Gunaratnam, Yasmin. 2019. ‘Those that resemble flies from a distance’: Performing Research. MAI: Feminism & Visual Culture, Summer(4)

“The spirit is a floral cotton jungle breathing in pentatonic scales.”
Anjali, Manisha. 2019. ‘the thread is made of flesh’

“I say mujer magica, empty yourself. Shock yourself into new ways of perceiving the world…” p.172
Anzaldúa, Gloria. 1983. ‘Speaking in Tongues: A Letter to 3rd World Women Writers’. In: Moraga, C, Anzaldúa, G (eds) This Bridge Called My Back: Writings by Radical Women of Color. 3rd ed. New York: Kitchen Table Press, pp. 165-174.

Barba, Eugenio and Savarese, Nicola. 2011. A Dictionary of Theatre Anthropology: The Secret Art of the Performer. Taylor & Francis. pp. 156-157.

“Conjure feminism is an embodied theory that recognizes the importance of spirit work in the development of Black feminist intellectual traditions.”
Brooks, Kinitra. ‘Myrtle’s Medicine’. Emergence Magazine.

The Hologram: Social Medicine for a Cooperative Species.

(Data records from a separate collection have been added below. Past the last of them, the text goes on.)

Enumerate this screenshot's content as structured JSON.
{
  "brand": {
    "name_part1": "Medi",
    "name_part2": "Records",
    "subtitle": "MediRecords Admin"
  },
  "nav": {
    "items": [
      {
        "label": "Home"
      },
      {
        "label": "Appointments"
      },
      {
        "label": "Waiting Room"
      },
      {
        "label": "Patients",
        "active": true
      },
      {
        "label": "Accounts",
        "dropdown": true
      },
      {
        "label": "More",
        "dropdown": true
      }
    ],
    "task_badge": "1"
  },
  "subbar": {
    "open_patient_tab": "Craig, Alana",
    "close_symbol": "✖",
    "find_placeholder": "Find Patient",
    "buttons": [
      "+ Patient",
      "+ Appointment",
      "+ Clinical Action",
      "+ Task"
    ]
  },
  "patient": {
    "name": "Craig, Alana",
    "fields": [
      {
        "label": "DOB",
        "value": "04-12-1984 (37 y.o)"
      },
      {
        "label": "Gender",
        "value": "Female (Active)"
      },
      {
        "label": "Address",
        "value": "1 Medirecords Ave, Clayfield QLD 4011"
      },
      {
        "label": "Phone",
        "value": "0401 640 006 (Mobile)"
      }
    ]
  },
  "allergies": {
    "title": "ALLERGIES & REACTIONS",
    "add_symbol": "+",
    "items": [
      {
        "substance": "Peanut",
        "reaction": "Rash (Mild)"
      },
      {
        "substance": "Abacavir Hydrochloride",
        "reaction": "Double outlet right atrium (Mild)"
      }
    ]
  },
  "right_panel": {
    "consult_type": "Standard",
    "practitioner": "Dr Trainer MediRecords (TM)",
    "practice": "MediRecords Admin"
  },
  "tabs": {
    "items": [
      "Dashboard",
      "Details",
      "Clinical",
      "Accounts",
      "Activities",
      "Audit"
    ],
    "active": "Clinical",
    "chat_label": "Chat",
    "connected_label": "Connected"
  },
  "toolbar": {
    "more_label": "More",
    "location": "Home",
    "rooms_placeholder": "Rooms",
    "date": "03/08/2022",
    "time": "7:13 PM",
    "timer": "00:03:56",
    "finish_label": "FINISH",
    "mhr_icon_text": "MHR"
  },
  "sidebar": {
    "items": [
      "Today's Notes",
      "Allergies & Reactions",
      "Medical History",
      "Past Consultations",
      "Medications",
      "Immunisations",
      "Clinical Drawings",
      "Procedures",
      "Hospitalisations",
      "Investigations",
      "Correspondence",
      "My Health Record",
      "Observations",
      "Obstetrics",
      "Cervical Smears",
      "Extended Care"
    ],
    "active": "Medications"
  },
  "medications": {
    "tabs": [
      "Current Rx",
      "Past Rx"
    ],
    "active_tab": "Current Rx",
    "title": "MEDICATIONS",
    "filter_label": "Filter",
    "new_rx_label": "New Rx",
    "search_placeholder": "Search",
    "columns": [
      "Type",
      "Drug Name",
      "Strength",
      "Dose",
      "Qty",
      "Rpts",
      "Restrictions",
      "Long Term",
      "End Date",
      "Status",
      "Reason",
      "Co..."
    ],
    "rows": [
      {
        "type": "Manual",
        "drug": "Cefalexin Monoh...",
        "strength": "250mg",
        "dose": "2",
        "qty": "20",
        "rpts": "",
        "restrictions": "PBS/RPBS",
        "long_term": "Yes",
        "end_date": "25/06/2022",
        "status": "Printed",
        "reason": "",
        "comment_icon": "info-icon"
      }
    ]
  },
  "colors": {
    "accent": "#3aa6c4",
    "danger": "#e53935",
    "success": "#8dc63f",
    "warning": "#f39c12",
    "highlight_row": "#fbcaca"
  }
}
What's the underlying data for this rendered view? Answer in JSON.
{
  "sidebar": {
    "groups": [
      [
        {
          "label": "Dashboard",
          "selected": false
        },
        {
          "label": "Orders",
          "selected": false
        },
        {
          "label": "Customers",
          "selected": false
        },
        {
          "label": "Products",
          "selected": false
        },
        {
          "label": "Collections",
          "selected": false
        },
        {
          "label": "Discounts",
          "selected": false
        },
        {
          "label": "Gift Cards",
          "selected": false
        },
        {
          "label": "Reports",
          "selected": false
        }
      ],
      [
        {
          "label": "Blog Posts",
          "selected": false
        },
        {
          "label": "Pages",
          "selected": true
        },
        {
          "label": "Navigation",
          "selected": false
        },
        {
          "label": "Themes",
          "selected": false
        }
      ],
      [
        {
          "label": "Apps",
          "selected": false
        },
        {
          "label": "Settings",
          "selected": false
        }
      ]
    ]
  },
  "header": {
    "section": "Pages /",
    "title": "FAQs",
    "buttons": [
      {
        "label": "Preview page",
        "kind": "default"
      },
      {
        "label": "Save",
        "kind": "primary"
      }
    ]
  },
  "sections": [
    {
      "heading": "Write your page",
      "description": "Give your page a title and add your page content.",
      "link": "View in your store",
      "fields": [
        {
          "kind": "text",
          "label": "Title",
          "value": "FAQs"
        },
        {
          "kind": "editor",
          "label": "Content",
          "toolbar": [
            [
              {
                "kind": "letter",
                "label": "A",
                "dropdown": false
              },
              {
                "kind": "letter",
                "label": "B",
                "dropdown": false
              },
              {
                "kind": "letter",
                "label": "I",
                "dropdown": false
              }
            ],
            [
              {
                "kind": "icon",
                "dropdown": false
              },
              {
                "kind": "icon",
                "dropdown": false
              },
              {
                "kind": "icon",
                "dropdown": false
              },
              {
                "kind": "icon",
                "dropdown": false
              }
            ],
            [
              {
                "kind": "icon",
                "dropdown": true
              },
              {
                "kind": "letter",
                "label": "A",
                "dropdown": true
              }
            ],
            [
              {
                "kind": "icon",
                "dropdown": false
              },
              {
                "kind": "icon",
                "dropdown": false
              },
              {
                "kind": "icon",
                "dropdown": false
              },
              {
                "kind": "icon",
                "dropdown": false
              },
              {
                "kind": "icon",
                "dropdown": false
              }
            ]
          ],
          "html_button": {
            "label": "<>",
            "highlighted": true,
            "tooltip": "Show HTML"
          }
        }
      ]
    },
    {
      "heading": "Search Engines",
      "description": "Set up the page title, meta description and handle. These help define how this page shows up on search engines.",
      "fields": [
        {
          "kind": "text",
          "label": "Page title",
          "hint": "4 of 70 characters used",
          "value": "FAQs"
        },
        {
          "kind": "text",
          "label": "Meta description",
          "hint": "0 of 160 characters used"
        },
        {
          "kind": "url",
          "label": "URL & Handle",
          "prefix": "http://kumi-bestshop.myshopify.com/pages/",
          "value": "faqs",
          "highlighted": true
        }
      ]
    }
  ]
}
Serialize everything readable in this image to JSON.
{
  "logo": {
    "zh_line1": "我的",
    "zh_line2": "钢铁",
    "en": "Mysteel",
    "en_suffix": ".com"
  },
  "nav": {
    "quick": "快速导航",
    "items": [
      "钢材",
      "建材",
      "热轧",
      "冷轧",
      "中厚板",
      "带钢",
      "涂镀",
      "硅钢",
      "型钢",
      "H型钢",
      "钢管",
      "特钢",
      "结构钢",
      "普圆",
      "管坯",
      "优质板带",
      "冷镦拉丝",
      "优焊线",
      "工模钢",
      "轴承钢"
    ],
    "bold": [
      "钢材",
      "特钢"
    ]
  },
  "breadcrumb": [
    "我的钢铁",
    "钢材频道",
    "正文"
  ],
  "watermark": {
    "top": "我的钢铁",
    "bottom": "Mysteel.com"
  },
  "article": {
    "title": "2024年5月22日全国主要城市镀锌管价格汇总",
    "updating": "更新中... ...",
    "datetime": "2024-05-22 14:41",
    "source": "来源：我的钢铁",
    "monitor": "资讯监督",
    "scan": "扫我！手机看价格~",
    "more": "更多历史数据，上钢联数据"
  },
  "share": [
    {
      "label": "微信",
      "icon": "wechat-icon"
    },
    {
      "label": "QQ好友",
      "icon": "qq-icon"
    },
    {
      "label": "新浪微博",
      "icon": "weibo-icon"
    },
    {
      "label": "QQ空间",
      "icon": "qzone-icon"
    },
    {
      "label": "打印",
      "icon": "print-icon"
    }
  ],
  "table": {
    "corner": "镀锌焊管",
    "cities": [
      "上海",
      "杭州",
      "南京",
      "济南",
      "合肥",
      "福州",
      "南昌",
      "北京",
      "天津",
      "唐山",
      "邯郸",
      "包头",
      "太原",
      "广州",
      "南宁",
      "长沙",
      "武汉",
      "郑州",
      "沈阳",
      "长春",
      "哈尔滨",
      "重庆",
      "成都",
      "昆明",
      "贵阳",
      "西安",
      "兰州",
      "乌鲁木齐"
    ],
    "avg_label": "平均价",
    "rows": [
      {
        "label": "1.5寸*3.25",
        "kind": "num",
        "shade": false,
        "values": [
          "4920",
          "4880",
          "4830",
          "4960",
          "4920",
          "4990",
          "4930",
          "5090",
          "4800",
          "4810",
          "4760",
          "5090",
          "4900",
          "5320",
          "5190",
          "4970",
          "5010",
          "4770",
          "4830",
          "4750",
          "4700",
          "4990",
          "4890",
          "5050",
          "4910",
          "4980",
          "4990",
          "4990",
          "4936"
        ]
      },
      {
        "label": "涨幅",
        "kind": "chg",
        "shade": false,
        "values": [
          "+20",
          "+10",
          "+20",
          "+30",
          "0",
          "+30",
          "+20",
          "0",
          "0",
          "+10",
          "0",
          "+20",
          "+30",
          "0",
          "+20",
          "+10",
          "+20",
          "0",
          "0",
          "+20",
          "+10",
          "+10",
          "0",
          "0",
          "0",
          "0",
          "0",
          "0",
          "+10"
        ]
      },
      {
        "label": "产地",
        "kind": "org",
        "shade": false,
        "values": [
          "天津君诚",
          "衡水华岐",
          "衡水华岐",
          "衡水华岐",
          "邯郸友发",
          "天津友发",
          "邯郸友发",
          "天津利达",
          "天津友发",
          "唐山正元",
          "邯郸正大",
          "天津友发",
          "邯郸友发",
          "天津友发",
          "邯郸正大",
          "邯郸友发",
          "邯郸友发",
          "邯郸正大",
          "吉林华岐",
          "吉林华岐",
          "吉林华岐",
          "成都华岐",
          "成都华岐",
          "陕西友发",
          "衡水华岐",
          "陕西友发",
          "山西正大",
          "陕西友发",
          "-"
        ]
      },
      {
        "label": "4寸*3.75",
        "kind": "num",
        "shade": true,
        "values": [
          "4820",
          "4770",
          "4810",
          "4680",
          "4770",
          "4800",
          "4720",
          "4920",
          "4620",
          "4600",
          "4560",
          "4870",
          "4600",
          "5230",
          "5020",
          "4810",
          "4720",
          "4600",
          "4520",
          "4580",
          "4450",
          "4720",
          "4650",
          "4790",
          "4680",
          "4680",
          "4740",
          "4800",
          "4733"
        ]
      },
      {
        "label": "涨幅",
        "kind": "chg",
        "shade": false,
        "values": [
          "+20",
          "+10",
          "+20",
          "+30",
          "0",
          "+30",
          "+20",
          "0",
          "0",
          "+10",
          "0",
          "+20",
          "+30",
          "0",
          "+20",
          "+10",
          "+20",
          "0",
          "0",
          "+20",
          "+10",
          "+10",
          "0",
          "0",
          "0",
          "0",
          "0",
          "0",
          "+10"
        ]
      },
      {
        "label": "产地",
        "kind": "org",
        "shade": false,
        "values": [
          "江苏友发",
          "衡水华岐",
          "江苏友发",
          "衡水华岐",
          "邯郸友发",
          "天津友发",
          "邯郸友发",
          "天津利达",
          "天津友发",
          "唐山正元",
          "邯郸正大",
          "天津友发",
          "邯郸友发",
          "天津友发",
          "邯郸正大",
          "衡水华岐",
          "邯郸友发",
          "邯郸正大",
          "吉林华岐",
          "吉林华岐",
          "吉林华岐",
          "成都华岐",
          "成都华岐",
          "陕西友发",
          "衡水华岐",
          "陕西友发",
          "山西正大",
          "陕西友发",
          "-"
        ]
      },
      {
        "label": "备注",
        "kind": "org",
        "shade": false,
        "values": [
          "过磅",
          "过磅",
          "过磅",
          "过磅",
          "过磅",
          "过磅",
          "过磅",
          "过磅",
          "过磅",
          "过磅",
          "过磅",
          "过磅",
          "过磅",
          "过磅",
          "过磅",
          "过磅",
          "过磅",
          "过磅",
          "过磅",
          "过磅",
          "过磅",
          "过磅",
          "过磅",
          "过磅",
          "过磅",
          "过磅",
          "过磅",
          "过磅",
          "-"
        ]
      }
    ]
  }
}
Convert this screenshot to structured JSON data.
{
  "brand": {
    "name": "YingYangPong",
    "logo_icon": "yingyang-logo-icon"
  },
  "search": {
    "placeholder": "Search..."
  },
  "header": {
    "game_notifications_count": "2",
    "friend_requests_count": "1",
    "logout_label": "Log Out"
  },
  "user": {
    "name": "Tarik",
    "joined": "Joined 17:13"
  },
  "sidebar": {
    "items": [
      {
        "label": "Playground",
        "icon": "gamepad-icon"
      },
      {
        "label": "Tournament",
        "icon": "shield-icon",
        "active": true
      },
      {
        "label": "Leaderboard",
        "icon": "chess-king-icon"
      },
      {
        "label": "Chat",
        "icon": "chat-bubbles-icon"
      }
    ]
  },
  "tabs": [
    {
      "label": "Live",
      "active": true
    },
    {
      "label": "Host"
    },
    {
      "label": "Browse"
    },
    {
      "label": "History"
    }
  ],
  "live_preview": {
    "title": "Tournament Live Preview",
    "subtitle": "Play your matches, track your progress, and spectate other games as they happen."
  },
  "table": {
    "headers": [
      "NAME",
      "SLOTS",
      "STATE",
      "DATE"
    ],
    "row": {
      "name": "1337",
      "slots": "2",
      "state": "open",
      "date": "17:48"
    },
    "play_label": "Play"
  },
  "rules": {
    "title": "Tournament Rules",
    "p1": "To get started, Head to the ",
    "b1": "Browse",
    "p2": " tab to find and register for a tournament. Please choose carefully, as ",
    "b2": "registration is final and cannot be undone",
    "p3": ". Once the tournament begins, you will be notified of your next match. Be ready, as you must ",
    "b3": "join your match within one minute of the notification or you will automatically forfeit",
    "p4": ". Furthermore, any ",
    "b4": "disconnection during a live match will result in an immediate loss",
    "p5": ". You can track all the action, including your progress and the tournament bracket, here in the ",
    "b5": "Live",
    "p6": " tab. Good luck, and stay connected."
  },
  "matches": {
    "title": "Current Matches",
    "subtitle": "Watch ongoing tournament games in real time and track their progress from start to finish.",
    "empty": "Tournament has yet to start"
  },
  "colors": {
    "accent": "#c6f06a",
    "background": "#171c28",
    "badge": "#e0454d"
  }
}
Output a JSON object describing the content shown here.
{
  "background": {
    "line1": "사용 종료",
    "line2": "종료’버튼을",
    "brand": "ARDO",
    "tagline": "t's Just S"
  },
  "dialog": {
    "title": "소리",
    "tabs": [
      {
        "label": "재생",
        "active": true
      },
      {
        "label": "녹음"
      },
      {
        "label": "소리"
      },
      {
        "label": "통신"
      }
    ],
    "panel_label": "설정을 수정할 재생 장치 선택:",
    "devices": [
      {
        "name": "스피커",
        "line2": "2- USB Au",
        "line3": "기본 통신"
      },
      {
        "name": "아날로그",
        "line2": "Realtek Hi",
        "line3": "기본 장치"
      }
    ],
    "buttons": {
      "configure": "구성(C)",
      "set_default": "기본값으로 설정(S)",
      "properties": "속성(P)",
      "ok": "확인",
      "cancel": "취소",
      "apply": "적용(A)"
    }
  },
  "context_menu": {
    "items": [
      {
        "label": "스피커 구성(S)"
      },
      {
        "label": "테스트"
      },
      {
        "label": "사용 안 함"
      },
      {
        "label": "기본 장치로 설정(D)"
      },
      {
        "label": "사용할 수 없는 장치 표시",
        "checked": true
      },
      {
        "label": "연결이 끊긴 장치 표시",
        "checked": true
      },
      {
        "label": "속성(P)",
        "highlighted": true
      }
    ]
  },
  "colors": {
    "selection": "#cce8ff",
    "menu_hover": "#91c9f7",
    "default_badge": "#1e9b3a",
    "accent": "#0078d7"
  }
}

“Disability Justice is a vision and practice of a yet-to-be, a map that we create with our ancestors and our great-grandchildren onward, in the width and depth of our multiplicities and histories, a movement towards a world in which every body and mind is known as beautiful.” p.22
Piepzna-Samarasinha, Leah Lakshmi. 2018. Care Work: Dreaming Disability Justice. Arsenal Pulp Press.

“How can I relate respectfully to the other participants involved in this research so that together we can form a stronger relationship with the idea that we will share? … Am I being responsible in fulfilling my role and obligations to the other participants, to the topic and to all of my relations? What am I contributing or giving back to the relationship? Is the sharing, growth and learning that is taking place reciprocal?” p.77
Wilson, Shawn. 2008. Research as Ceremony: Indigenous Research Methods. Fernwood Publishing.

“Sickness” as we speak of it today is a capitalist construct, as is its perceived binary opposite, “wellness.” The “well” person is the person well enough to go to work. The “sick” person is the one who can’t. What is so destructive about conceiving of wellness as the default, as the standard mode of existence, is that it invents illness as temporary. When being sick is an abhorrence to the norm, it allows us to conceive of care and support in the same way.

Care, in this configuration, is only required sometimes. When sickness is temporary, care is not normal.

Here’s an exercise: go to the mirror, look yourself in the face, and say out loud: “To take care of you is not normal. I can only do it temporarily.” Saying this to yourself will merely be an echo of what the world repeats al the time.”

Hedva, Johanna. ‘Sick Woman Theory’. Mask Magazine. 19 Jan 2016.